> **ASSIGNMENT**: From the material below, copy out each line with the word "icon" in it.

> **EXERCISE DATA**:
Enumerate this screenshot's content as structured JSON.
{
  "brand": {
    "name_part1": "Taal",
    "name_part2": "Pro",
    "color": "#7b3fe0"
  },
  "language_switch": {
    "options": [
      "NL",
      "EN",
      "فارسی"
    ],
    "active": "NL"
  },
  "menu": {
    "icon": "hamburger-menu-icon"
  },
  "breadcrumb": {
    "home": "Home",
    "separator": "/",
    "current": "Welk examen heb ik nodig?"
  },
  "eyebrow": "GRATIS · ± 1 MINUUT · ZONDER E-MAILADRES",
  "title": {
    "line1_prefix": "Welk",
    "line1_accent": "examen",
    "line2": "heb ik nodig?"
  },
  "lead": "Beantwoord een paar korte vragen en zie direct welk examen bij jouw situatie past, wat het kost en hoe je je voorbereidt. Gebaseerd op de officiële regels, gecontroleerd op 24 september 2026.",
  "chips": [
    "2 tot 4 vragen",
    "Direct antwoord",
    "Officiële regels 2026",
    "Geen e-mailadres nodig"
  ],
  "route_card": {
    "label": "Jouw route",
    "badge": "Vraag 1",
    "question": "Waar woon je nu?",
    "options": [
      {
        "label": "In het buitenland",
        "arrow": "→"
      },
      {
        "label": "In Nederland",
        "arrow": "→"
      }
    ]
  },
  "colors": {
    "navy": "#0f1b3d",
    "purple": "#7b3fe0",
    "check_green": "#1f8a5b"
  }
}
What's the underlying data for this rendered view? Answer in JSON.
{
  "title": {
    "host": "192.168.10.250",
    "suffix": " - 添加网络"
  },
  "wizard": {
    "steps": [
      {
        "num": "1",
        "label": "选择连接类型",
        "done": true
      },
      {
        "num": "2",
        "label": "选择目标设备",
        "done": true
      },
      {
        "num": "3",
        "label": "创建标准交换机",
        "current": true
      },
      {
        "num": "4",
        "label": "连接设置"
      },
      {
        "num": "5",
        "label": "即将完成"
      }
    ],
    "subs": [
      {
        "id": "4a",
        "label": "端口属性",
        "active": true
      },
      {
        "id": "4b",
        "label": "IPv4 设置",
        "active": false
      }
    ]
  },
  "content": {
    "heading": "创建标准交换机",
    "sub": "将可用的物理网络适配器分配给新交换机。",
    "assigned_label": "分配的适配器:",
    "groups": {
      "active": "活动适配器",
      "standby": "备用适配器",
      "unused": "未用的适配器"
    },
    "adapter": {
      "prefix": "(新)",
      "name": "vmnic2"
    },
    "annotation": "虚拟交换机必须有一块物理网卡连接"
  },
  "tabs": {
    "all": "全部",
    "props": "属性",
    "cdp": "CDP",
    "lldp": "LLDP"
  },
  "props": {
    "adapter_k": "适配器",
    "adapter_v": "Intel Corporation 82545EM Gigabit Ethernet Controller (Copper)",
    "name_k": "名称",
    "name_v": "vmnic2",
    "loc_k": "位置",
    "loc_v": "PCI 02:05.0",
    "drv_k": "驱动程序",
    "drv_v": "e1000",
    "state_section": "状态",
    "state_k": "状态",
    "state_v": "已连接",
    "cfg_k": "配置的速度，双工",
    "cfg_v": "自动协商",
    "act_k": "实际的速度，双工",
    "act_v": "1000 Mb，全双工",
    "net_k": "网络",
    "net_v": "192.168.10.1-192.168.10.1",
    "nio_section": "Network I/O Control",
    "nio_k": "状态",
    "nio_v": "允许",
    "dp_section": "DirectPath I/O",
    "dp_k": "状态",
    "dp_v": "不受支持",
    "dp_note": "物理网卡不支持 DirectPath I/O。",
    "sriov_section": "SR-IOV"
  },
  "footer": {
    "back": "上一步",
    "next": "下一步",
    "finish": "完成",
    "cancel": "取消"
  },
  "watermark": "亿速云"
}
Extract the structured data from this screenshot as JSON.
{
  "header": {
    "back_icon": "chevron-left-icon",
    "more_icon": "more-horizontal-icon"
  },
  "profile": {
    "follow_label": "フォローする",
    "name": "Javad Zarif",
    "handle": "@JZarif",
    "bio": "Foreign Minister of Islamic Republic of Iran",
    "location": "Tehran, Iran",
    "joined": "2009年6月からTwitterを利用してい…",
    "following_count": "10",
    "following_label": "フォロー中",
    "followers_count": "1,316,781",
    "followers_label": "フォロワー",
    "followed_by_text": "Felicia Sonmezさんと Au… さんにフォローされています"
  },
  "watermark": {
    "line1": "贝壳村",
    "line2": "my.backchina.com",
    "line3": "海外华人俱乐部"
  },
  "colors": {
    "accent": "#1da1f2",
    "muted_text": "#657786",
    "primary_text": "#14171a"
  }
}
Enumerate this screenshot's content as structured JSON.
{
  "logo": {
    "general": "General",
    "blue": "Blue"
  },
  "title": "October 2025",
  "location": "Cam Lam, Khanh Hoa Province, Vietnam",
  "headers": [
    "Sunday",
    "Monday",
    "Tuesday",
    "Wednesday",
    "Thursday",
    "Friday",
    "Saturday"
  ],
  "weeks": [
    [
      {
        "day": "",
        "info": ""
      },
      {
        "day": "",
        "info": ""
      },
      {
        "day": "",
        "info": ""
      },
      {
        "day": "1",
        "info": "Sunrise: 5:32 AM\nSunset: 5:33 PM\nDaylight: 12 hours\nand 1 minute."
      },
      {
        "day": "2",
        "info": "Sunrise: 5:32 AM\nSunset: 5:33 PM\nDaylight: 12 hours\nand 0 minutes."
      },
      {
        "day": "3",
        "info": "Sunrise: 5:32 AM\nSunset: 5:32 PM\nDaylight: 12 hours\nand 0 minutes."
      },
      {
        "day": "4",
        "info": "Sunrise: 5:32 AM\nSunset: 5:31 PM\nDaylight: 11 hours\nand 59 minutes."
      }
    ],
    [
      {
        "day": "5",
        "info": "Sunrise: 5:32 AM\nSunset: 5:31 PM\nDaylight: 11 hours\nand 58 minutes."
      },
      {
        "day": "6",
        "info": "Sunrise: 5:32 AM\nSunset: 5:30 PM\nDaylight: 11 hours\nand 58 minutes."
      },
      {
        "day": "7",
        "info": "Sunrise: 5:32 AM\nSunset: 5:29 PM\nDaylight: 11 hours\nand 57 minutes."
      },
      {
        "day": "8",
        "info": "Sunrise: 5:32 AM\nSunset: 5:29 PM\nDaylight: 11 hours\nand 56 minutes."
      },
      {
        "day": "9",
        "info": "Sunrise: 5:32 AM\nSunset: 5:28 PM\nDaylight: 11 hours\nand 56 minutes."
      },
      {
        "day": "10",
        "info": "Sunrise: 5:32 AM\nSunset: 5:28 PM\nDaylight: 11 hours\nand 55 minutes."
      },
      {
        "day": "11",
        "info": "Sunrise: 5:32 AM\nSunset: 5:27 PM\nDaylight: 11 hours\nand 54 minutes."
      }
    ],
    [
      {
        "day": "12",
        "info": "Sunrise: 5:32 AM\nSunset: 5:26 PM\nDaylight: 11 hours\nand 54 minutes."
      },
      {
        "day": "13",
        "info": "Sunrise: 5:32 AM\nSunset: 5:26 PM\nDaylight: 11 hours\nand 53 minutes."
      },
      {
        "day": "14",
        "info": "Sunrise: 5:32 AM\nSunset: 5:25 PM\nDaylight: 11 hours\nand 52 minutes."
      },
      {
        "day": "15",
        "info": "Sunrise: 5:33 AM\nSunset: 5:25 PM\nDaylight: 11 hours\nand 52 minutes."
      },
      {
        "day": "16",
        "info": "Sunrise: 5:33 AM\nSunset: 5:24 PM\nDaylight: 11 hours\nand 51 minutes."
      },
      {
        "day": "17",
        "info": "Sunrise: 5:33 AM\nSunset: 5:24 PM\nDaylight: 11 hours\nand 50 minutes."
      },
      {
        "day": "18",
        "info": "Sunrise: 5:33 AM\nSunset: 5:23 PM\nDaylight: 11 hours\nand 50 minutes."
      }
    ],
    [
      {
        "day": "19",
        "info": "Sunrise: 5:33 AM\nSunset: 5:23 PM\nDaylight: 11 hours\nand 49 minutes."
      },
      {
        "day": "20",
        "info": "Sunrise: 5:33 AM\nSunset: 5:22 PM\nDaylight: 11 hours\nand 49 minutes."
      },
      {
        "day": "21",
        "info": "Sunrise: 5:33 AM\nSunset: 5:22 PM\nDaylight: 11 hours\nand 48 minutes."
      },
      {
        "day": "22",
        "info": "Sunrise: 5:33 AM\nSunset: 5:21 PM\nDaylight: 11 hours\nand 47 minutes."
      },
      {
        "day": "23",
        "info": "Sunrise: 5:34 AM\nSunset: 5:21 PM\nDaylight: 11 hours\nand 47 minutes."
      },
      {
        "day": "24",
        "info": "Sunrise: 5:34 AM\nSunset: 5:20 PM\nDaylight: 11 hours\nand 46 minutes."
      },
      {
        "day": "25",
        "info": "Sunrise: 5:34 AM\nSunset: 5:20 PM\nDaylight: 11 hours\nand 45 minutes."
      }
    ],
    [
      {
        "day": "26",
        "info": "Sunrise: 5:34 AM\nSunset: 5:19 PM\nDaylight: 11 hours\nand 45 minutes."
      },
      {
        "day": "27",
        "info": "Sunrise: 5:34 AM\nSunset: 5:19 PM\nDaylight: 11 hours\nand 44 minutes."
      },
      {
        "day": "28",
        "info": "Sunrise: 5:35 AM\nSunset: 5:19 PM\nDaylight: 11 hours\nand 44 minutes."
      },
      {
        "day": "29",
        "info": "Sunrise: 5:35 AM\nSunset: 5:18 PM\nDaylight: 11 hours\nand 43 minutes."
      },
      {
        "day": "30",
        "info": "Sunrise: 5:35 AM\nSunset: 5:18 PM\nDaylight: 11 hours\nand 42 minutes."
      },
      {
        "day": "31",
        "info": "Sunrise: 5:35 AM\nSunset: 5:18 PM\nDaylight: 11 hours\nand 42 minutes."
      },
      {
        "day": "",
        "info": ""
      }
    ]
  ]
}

> **RESPONSE TO THIS TASK**:
    "icon": "hamburger-menu-icon"
    "back_icon": "chevron-left-icon",
    "more_icon": "more-horizontal-icon"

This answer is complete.